Maki is online now  
Old January 4th, 2018, 01:19 PM   #8

Naomasa298's Avatar
Modpool
 
Joined: Apr 2010
From: T'Republic of Yorkshire
Posts: 30,725

Given that Ieyasu was deified as a Buddha (Daigongen), it seems unlikely.

Kyounyo was granted land by Ieyasu to establish the Higashi Honganji in Osaka as a reward for his support. I imagine loyalty to the bakufu had a lot to do with how much you were tolerated.
Naomasa298 is offline  
Old January 4th, 2018, 05:16 PM   #9
Archivist
 
Joined: Jun 2017
From: Algeria
Posts: 168

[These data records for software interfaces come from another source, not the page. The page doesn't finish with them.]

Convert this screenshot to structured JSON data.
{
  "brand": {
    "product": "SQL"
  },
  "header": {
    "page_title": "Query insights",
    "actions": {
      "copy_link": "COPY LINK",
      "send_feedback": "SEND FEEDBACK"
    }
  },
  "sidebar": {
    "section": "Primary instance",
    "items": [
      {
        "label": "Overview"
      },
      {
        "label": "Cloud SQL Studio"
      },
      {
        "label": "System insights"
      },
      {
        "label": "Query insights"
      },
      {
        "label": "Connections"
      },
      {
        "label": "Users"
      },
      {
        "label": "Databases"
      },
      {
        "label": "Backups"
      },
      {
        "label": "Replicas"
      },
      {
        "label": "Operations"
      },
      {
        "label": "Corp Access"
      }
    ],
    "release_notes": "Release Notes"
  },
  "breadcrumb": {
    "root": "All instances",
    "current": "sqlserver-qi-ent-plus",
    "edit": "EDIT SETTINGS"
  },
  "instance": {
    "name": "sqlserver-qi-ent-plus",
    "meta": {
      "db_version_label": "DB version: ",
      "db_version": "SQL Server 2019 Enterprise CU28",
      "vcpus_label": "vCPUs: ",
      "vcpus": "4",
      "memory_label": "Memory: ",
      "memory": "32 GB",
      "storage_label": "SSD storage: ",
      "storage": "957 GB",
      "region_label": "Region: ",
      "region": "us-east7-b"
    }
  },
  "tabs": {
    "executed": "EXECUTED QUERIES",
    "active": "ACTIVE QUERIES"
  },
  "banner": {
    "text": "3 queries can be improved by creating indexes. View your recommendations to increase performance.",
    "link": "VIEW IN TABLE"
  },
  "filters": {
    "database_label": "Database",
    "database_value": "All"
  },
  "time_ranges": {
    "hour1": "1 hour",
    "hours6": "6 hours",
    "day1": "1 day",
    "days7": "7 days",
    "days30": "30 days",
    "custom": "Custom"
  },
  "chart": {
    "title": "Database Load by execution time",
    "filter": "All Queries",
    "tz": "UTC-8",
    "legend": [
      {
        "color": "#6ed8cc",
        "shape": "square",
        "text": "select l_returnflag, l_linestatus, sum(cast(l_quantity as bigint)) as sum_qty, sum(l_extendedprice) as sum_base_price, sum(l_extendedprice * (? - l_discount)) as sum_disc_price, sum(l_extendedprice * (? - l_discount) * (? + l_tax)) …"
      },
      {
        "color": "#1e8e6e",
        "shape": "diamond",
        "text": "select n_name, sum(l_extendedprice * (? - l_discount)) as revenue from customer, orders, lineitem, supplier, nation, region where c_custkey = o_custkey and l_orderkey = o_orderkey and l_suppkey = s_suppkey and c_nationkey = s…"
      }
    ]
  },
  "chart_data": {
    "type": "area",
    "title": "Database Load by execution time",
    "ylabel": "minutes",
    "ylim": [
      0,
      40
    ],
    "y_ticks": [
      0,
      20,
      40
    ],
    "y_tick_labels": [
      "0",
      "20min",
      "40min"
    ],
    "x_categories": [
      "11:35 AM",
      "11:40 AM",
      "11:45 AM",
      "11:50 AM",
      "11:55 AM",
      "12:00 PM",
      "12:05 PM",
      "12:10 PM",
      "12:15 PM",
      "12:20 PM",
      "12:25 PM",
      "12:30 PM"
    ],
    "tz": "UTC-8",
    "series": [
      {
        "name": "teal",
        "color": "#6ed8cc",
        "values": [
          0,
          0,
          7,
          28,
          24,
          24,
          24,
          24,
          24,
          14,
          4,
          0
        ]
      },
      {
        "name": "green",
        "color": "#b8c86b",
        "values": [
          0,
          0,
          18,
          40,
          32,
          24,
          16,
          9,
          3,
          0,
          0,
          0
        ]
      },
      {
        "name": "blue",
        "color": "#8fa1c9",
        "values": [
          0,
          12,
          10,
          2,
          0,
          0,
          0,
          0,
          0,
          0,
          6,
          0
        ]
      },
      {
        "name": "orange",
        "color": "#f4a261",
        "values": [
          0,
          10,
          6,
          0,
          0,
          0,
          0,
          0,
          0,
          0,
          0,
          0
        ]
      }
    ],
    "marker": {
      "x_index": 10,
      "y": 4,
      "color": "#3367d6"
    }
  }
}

Quote:
Originally Posted by nakamichi View Post
Quick answer maybe 'Tokugawa Buddhists lose their political influence to the Neo-Confucians and centralization, but practicing Buddhism is no discouraged.'
There's a typo here. My conjecture is 'During the Tokugawa Bakufu, Buddhists lost their political influence to the Bakufu's adoption of Neo-Confucianism, and, the centralization policies the Bakufu enforced onto the clergy. But practicing Buddhism was never discouraged'
nakamichi is offline  
Old January 4th, 2018, 05:17 PM   #10
Archivist
 
Joined: Jun 2017
From: Algeria
Posts: 168

Quote:
Originally Posted by Naomasa298 View Post
I imagine loyalty to the bakufu had a lot to do with how much you were tolerated.
What happened to those who were not tolerated?
nakamichi is offline  
Reply

  Historum > World History Forum > Asian History

Tags
bakufu, buddhism, oppress, tokugawa



Thread Tools
Display Modes


Similar Threads
Thread Thread Starter Forum Replies Last Post
Discussion: The Japanese Bakufu leakbrewergator Asian History 76 January 15th, 2018 02:48 PM
Tokugawa Japan leakbrewergator Asian History 11 February 4th, 2016 04:54 AM
Buddhism and Indology (why Upanashads before Buddhism in the west) Piccolo Asian History 5 January 30th, 2016 06:14 AM
Tokugawa's Japan Musubi History Help 1 October 30th, 2015 01:34 AM
Tokugawa Shoganate ncwillus Asian History 11 September 14th, 2009 04:55 PM

Copyright © 2006-2013 Historum. All rights reserved.